═════ PROVIDED DATA ═════
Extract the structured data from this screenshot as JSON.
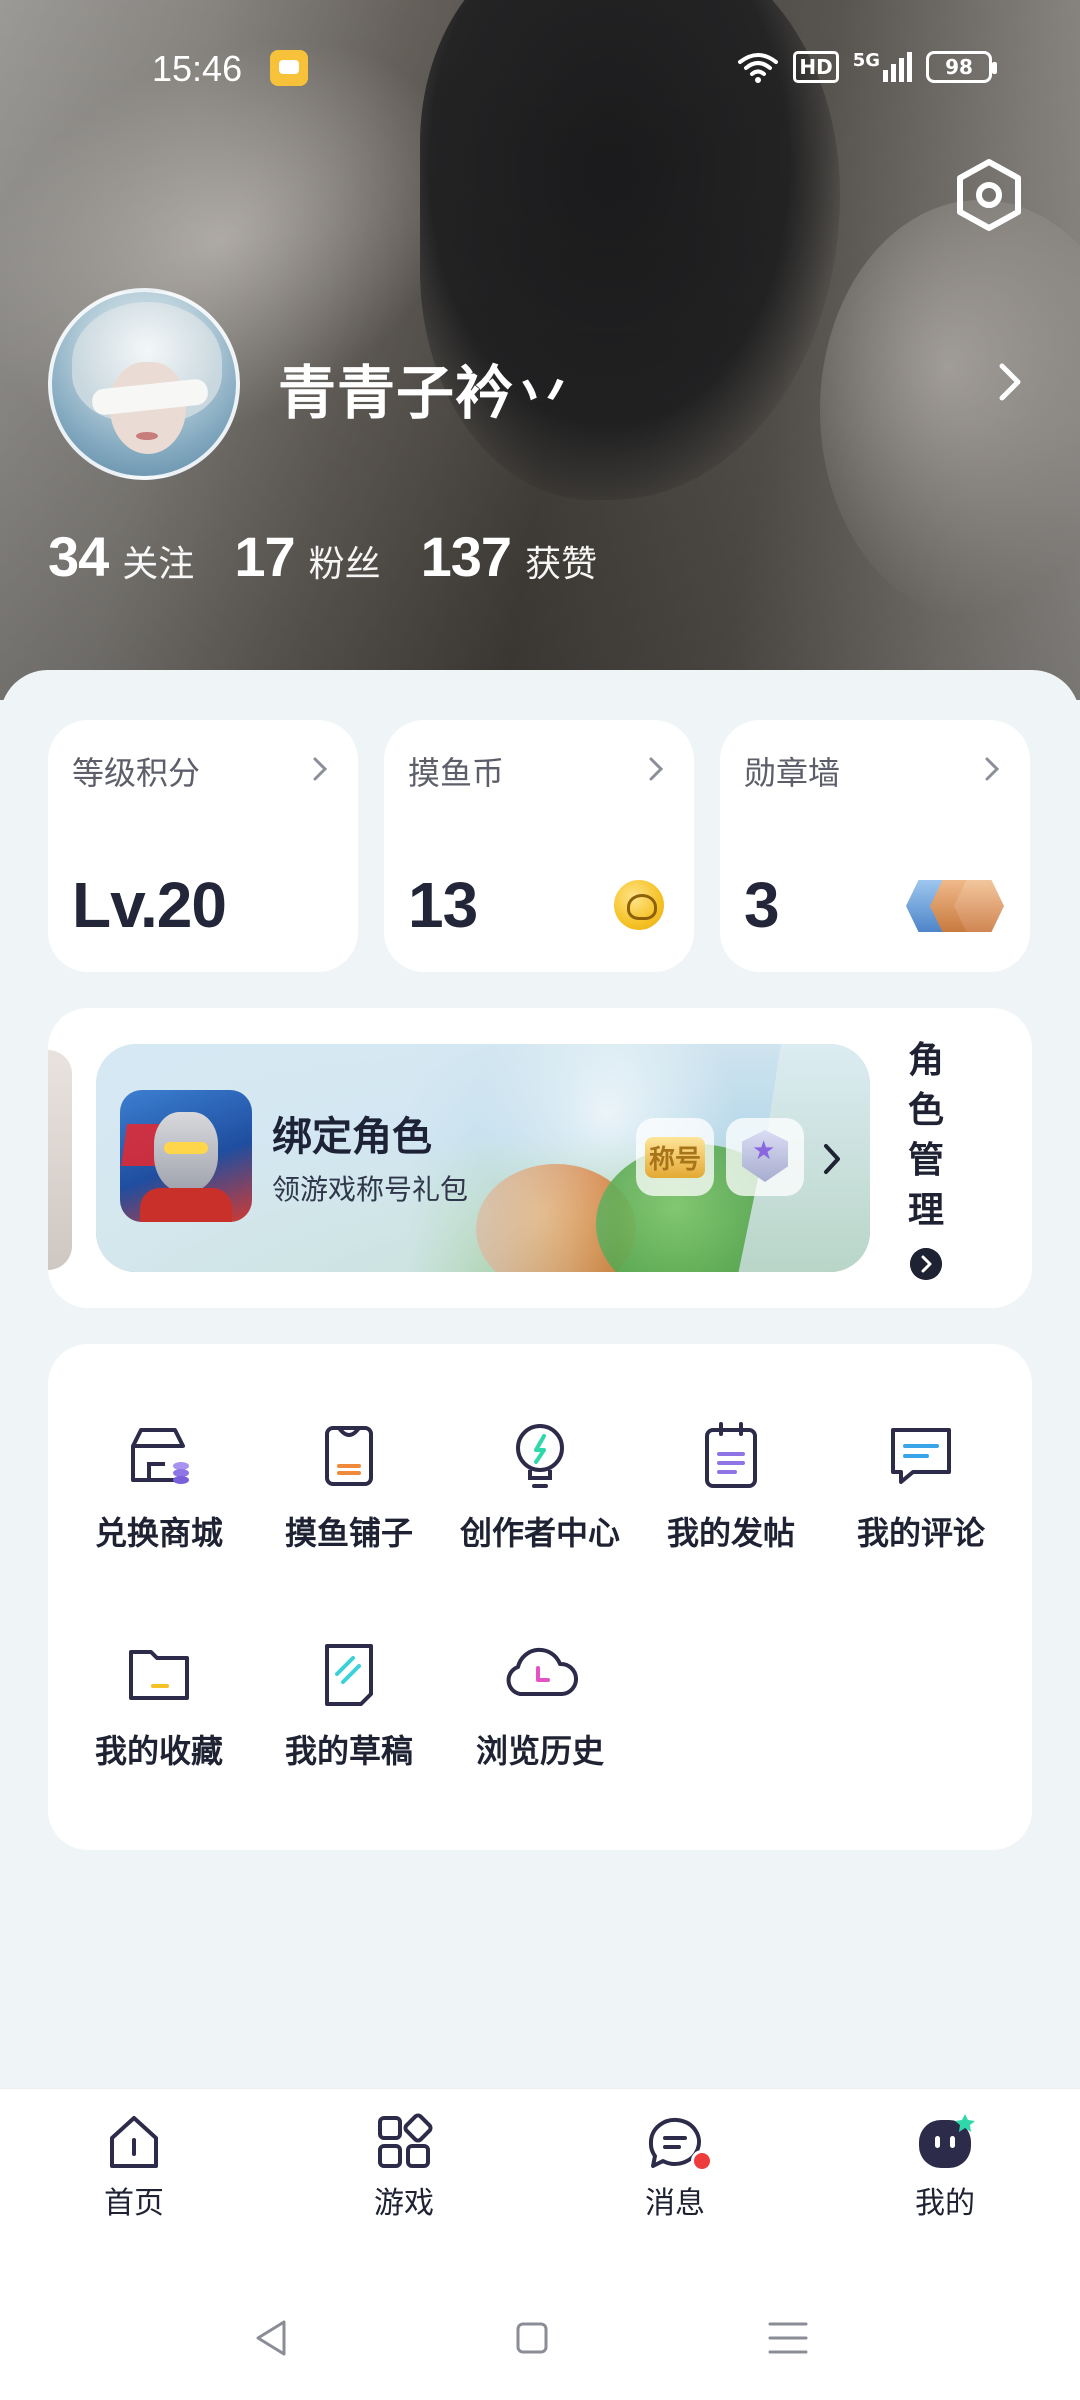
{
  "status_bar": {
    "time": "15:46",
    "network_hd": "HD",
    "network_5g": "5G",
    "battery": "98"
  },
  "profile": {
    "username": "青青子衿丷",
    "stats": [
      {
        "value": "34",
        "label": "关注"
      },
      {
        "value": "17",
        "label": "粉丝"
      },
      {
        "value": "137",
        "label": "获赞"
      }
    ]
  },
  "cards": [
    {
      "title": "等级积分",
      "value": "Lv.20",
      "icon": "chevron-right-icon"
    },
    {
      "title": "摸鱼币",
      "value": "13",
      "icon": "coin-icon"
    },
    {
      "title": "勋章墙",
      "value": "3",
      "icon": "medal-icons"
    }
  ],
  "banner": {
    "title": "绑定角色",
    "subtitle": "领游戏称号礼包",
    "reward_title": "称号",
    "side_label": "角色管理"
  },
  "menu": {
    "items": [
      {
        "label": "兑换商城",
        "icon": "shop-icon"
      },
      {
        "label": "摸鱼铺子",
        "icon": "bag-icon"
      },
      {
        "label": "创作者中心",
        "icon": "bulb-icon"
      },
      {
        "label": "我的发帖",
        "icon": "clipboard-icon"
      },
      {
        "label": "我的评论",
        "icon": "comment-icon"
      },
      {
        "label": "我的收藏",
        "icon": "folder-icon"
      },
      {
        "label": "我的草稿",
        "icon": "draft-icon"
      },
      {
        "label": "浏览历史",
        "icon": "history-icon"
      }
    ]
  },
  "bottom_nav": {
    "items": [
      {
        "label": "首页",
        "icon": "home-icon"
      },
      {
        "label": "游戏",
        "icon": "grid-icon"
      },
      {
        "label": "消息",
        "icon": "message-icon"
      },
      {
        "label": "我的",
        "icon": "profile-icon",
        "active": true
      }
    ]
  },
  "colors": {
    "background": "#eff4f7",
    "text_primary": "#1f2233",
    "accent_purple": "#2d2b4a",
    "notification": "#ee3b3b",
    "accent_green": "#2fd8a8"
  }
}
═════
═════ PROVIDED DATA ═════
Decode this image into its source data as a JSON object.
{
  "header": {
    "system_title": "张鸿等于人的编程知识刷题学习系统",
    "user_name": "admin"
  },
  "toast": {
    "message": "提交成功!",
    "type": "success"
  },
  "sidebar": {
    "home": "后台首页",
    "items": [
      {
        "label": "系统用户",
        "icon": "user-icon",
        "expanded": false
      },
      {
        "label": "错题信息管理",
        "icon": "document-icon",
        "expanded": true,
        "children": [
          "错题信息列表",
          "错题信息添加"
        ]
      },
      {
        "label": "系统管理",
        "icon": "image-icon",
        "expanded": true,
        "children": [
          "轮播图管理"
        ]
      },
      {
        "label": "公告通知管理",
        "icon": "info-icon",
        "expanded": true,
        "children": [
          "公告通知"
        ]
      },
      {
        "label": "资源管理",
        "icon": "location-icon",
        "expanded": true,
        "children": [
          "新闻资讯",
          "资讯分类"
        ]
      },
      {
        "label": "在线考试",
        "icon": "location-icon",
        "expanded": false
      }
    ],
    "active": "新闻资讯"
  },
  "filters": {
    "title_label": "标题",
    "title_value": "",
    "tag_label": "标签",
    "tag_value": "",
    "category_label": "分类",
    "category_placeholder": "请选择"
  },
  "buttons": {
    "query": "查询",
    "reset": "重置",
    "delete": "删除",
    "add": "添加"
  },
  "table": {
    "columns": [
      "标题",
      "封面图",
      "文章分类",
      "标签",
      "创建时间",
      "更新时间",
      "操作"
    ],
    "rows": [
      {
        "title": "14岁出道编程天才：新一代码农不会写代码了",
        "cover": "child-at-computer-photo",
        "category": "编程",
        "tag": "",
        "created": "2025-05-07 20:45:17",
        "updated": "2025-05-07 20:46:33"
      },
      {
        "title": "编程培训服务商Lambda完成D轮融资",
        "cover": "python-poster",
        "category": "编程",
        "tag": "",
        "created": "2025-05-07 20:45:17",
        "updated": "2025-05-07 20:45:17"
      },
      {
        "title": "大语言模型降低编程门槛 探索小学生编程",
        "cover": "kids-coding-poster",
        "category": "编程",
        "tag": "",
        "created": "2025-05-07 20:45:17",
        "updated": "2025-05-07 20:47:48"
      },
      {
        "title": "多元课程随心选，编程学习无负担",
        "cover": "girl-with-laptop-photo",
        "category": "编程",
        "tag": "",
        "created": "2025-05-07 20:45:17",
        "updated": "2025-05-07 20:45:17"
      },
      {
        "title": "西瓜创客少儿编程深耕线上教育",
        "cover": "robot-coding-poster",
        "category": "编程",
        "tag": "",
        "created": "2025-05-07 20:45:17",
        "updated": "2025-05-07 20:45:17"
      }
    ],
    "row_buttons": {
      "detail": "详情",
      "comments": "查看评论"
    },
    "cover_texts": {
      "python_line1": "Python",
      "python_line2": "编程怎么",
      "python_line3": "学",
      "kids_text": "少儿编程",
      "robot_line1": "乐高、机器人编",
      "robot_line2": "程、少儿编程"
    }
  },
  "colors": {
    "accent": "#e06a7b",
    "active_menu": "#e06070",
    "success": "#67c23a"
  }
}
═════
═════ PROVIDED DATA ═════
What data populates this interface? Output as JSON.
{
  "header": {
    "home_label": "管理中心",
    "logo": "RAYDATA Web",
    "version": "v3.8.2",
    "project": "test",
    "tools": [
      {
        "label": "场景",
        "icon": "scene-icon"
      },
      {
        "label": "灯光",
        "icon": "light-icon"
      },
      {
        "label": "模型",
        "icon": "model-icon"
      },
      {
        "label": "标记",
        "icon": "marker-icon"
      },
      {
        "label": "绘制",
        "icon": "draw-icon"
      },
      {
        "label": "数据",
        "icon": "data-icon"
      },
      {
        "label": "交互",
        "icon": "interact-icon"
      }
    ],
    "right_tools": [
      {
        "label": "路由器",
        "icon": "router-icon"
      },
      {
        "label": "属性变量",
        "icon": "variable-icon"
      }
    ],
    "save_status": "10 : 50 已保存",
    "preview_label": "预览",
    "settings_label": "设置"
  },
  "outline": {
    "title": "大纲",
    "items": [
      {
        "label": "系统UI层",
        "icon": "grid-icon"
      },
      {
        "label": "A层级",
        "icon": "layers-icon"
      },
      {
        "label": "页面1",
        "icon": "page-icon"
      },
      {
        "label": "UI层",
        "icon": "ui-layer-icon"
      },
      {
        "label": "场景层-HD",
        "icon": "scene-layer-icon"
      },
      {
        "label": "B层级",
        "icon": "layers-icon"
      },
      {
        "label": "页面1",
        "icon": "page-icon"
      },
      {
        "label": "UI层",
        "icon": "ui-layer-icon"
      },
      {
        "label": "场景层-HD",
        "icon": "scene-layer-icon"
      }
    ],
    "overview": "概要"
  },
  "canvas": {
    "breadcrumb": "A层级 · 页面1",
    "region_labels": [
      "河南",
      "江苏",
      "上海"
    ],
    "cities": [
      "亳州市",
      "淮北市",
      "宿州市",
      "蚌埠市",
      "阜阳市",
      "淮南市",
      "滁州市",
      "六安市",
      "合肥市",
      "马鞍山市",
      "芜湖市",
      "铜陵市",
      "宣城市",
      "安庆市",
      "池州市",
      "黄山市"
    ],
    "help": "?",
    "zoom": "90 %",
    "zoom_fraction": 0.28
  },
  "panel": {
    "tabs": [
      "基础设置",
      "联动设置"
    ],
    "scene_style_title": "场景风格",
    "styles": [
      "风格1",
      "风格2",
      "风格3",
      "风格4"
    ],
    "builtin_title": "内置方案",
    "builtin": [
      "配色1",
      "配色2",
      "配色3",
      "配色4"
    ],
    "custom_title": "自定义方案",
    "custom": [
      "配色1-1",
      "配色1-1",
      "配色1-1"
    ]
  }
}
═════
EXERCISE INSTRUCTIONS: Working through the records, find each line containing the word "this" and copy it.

PROBLEM SOLUTION:
Extract the structured data from this screenshot as JSON.
Decode this image into its source data as a JSON object.
What data populates this interface? Output as JSON.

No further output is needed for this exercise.